The same day that Phillip Phillips claimed his victory in American Idol’s season 11 finale, the 21-year-old singer/guitarist released “Home,” a debut single that showcases his rich, raspy vocals and masterful guitar skills— and marked the highest debut on the Billboard Digital songs chart with 278,000 downloads sold. Now, with a Billboard Hot 100 top-ten debut under his belt, the Leesburg, Georgia-bred songwriter is gearing up to record his first album for 19 entertainment/Interscope Records. “It’s going to have more of a rock sound it,” says Phillips, who counts Eric Clapton as one of his key influences. “The most important thing to me is making music that comes from my heart and really connects with people on a gut level.”

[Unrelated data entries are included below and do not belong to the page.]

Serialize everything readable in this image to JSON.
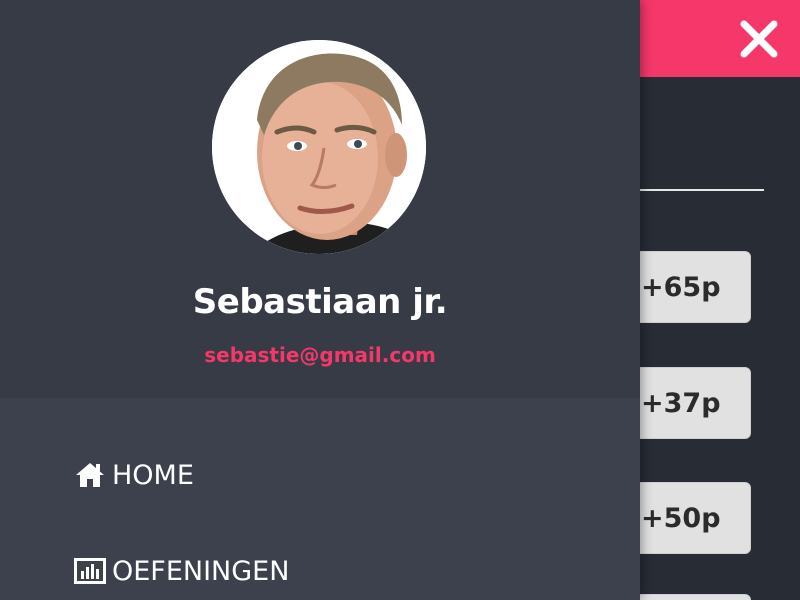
{
  "topbar": {
    "close_icon": "close-icon"
  },
  "profile": {
    "name": "Sebastiaan jr.",
    "email": "sebastie@gmail.com"
  },
  "menu": {
    "items": [
      {
        "label": "HOME",
        "icon": "home-icon"
      },
      {
        "label": "OEFENINGEN",
        "icon": "bar-chart-icon"
      }
    ]
  },
  "scores": {
    "items": [
      {
        "label": "+65p"
      },
      {
        "label": "+37p"
      },
      {
        "label": "+50p"
      }
    ]
  },
  "colors": {
    "accent": "#f5376a",
    "drawer": "#363b46",
    "drawer_menu": "#3c414d",
    "background": "#272c35"
  }
}
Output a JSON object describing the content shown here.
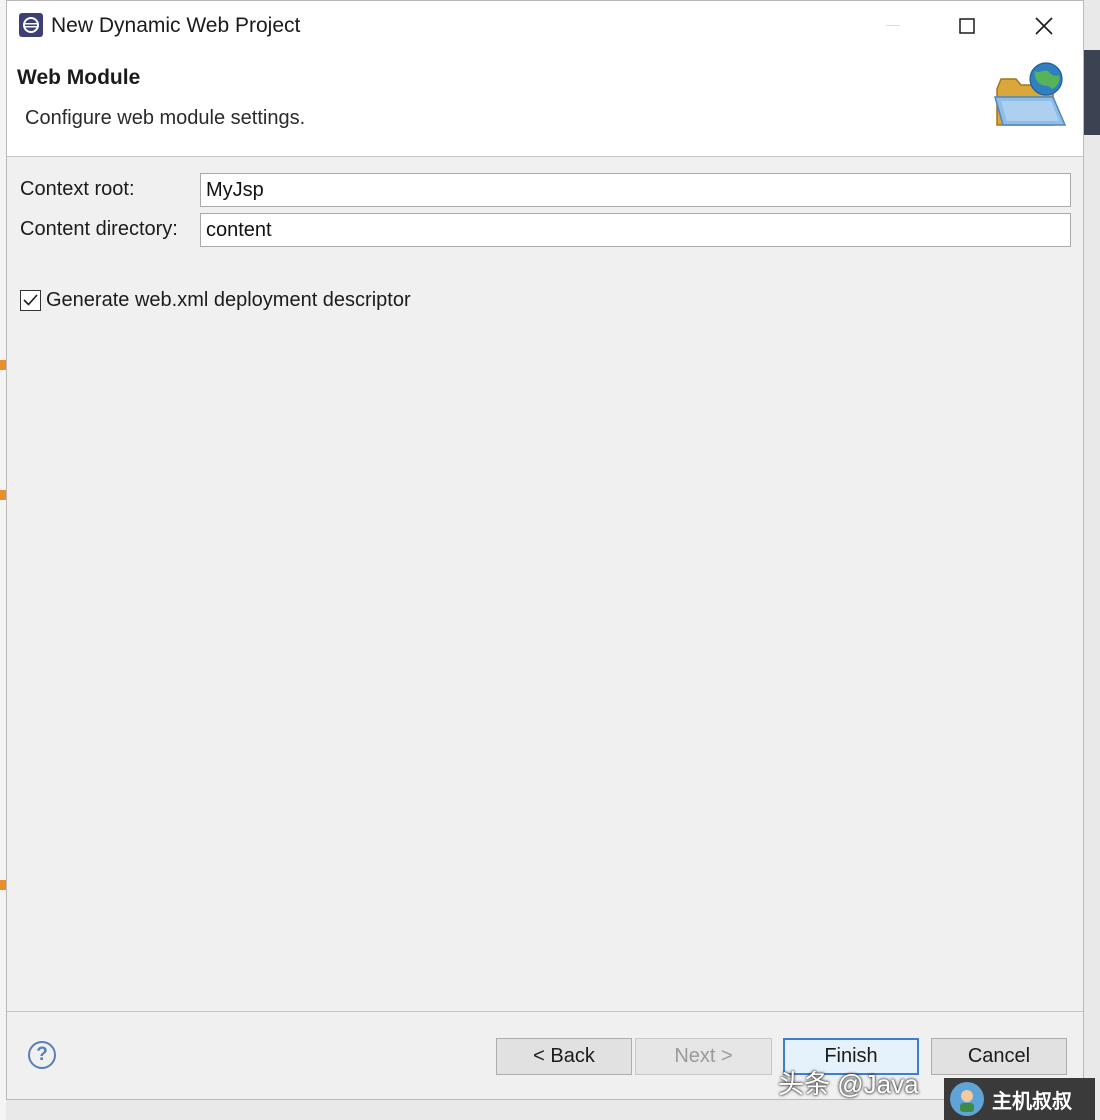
{
  "window": {
    "title": "New Dynamic Web Project"
  },
  "header": {
    "title": "Web Module",
    "description": "Configure web module settings."
  },
  "form": {
    "context_root": {
      "label": "Context root:",
      "value": "MyJsp"
    },
    "content_directory": {
      "label": "Content directory:",
      "value": "content"
    }
  },
  "options": {
    "generate_web_xml": {
      "label": "Generate web.xml deployment descriptor",
      "checked": true
    }
  },
  "footer": {
    "help_label": "?",
    "back_label": "< Back",
    "next_label": "Next >",
    "finish_label": "Finish",
    "cancel_label": "Cancel"
  },
  "watermark": {
    "text": "头条 @Java",
    "badge_text": "主机叔叔"
  },
  "colors": {
    "accent": "#3c7fd1",
    "help": "#5a7fb8",
    "eclipse_icon": "#3d3f78"
  },
  "icons": {
    "app": "eclipse-icon",
    "header": "web-folder-globe-icon",
    "minimize": "minimize-icon",
    "maximize": "maximize-icon",
    "close": "close-icon",
    "check": "checkmark-icon",
    "help": "help-icon"
  }
}
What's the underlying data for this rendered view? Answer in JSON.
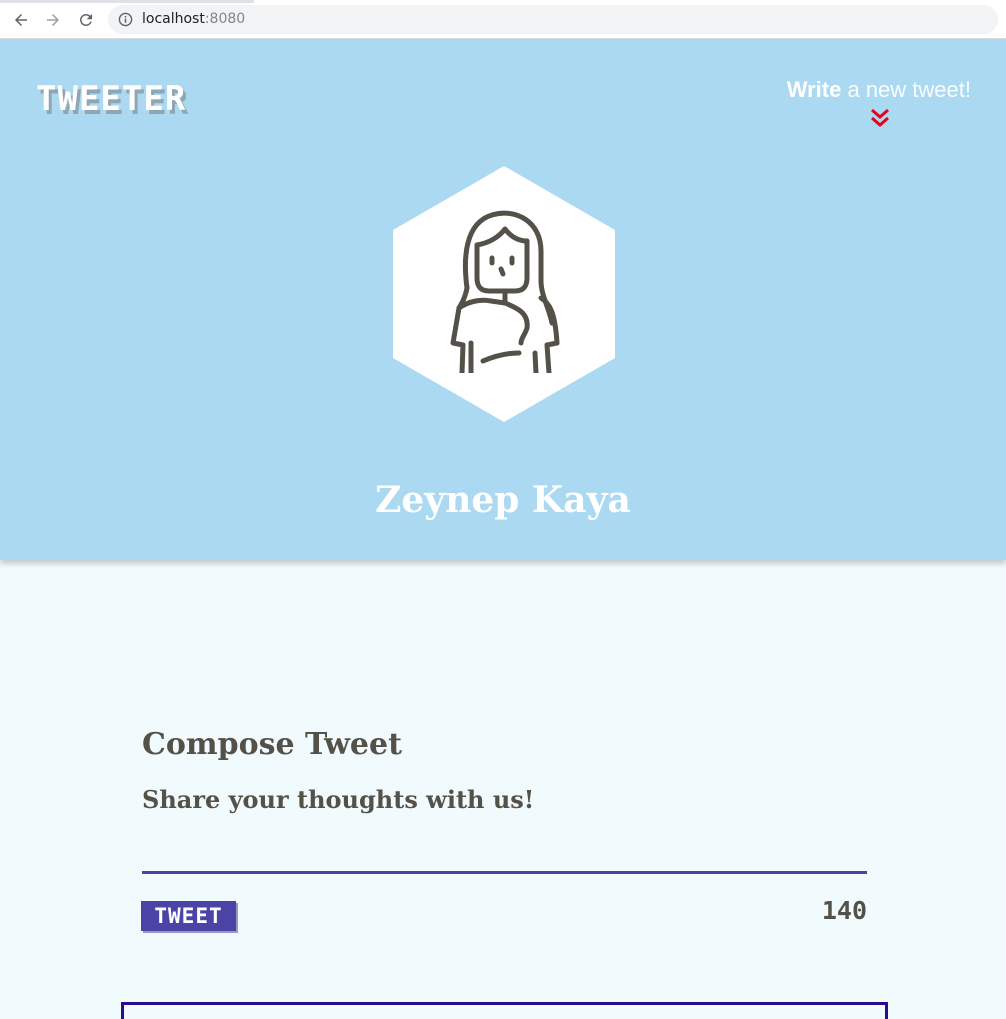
{
  "browser": {
    "url_host": "localhost",
    "url_port": ":8080"
  },
  "header": {
    "logo": "TWEETER",
    "write_bold": "Write",
    "write_rest": " a new tweet!",
    "user_name": "Zeynep Kaya"
  },
  "compose": {
    "title": "Compose Tweet",
    "subtitle": "Share your thoughts with us!",
    "textarea_value": "",
    "button_label": "TWEET",
    "counter": "140"
  },
  "colors": {
    "header_bg": "#acd9f2",
    "page_bg": "#f1fafc",
    "accent": "#4b44a6",
    "chevron": "#e8001c",
    "text": "#545149"
  }
}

Phillips first began making music when he was 14, thanks largely to his older sister’s boyfriend (and now husband), Benjamin Neil. “Ben’s an amazing guitarist—he taught me a few chords one day and I just fell in love with it immediately,” says Phillips. Since the two lived in separate towns, Phillips kept on studying guitar on his own (“mostly by playing along to the karaoke machine”) and soon found himself mastering riffs from classic-rock tracks like Deep Purple’s “Smoke on the Water” and Ozzy Osbourne’s “Crazy Train.” Several years later, Phillips formed an acoustic band with his sister and brother-in-law and added singing to his repertoire. “I used to always keep my singing to myself and never let anyone hear me, but then my sister and brother-in-law caught me one night and told me I had to start singing in the band,” he says. “We played at a church that Sunday and the room was packed and I thought I was going to pass out, but I did it.”

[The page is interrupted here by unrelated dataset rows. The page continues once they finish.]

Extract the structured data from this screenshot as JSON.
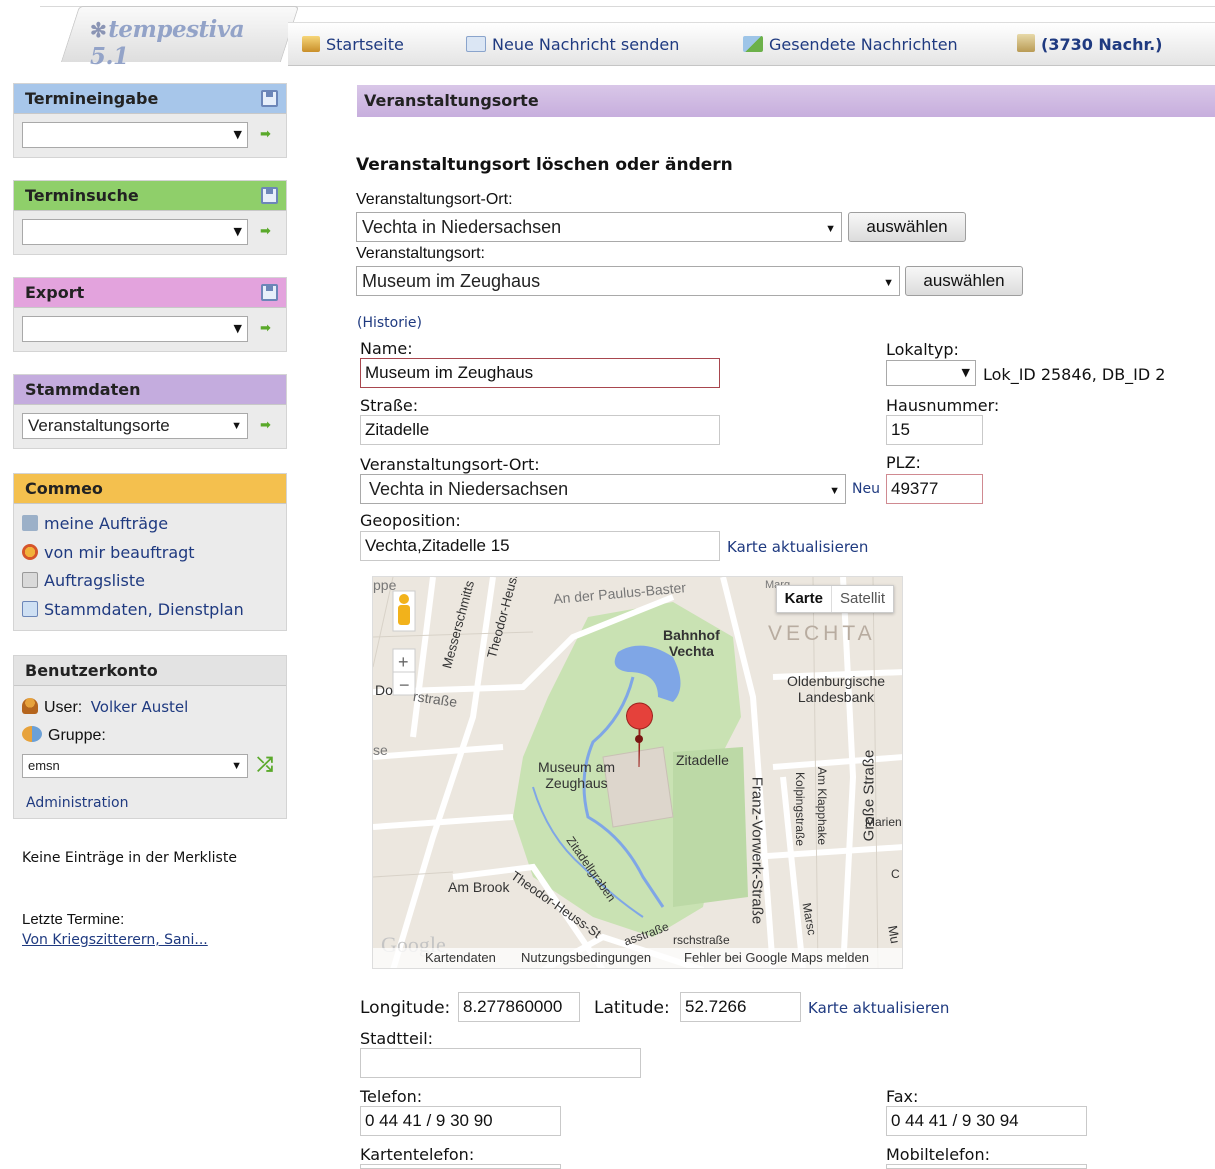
{
  "app": {
    "logo": "tempestiva 5.1"
  },
  "nav": {
    "home": "Startseite",
    "new_message": "Neue Nachricht senden",
    "sent_messages": "Gesendete Nachrichten",
    "messages_count": "(3730 Nachr.)"
  },
  "sidebar": {
    "termineingabe": {
      "title": "Termineingabe",
      "value": ""
    },
    "terminsuche": {
      "title": "Terminsuche",
      "value": ""
    },
    "export": {
      "title": "Export",
      "value": ""
    },
    "stammdaten": {
      "title": "Stammdaten",
      "value": "Veranstaltungsorte"
    },
    "commeo": {
      "title": "Commeo",
      "items": [
        "meine Aufträge",
        "von mir beauftragt",
        "Auftragsliste",
        "Stammdaten, Dienstplan"
      ]
    },
    "account": {
      "title": "Benutzerkonto",
      "user_label": "User:",
      "user_name": "Volker Austel",
      "group_label": "Gruppe:",
      "group_value": "emsn",
      "admin_link": "Administration"
    },
    "merkliste": "Keine Einträge in der Merkliste",
    "last_label": "Letzte Termine:",
    "last_link": "Von Kriegszitterern, Sani..."
  },
  "main": {
    "header": "Veranstaltungsorte",
    "section_title": "Veranstaltungsort löschen oder ändern",
    "place_city_label": "Veranstaltungsort-Ort:",
    "place_city_value": "Vechta in Niedersachsen",
    "select_button": "auswählen",
    "place_label": "Veranstaltungsort:",
    "place_value": "Museum im Zeughaus",
    "history_link": "(Historie)",
    "name_label": "Name:",
    "name_value": "Museum im Zeughaus",
    "lokaltyp_label": "Lokaltyp:",
    "lokaltyp_value": "",
    "lok_info": "Lok_ID 25846, DB_ID 2",
    "street_label": "Straße:",
    "street_value": "Zitadelle",
    "housenr_label": "Hausnummer:",
    "housenr_value": "15",
    "city_label": "Veranstaltungsort-Ort:",
    "city_value": "Vechta in Niedersachsen",
    "new_link": "Neu",
    "plz_label": "PLZ:",
    "plz_value": "49377",
    "geo_label": "Geoposition:",
    "geo_value": "Vechta,Zitadelle 15",
    "update_map": "Karte aktualisieren",
    "longitude_label": "Longitude:",
    "longitude_value": "8.277860000",
    "latitude_label": "Latitude:",
    "latitude_value": "52.7266",
    "district_label": "Stadtteil:",
    "district_value": "",
    "phone_label": "Telefon:",
    "phone_value": "0 44 41 / 9 30 90",
    "fax_label": "Fax:",
    "fax_value": "0 44 41 / 9 30 94",
    "cardphone_label": "Kartentelefon:",
    "mobile_label": "Mobiltelefon:"
  },
  "map": {
    "type_map": "Karte",
    "type_satellite": "Satellit",
    "footer": [
      "Kartendaten",
      "Nutzungsbedingungen",
      "Fehler bei Google Maps melden"
    ],
    "google": "Google",
    "labels": {
      "vechta": "VECHTA",
      "bahnhof": "Bahnhof\nVechta",
      "landesbank": "Oldenburgische\nLandesbank",
      "museum": "Museum am\nZeughaus",
      "zitadelle": "Zitadelle",
      "franz": "Franz-Vorwerk-Straße",
      "grosse": "Große Straße",
      "kolping": "Kolpingstraße",
      "klapphake": "Am Klapphake",
      "marien": "Marien",
      "ambrook": "Am Brook",
      "theodor1": "Theodor-Heuss-St",
      "theodor2": "Theodor-Heuss",
      "messer": "Messerschmitts",
      "paulus": "An der Paulus-Baster",
      "graben": "Zitadellgraben",
      "strasse": "rstraße",
      "do": "Do",
      "se": "se",
      "schstrasse": "rschstraße",
      "asstrasse": "asstraße",
      "marsc": "Marsc",
      "mu": "Mu",
      "pp": "ppe",
      "marg": "Marg",
      "c": "C"
    }
  },
  "colors": {
    "link": "#1f3a80",
    "termineingabe": "#a7c6ea",
    "terminsuche": "#8fcf6a",
    "export": "#e3a3dd",
    "stammdaten": "#c4acde",
    "commeo": "#f4c04e",
    "account": "#e3e3e3",
    "header": "#c7aedd"
  }
}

After graduating high school, Phillips began studying industrial systems technology at Albany Technical College in Georgia and continued playing music with his brother-in-law. “We got a name for ourselves, playing in college towns and at festivals, sometimes just playing for free or for food,” says Phillips. With encouragement from his family and friends, Phillips took a break from working in his family’s pawn shop and auditioned for American Idol in summer 2011—and soon found himself tearing through powerful, full-throated performances of songs by artists like Creedence Clearwater Revival, Otis Redding, and Wilson Pickett on the Idol stage. As he readies himself to record his debut release, Phillips aims to channel that soulful spirit into acoustic-driven rock with an earthy, authentic sound. “I’m still so amazed at how this has worked out,” says Phillips, who plans to bring his brother-in-law onto the album as a guitarist. “I knew I’d always have music no matter what happens, but I never imagined that it would get to this level. I’m so excited to just get going and have a great time doing it.”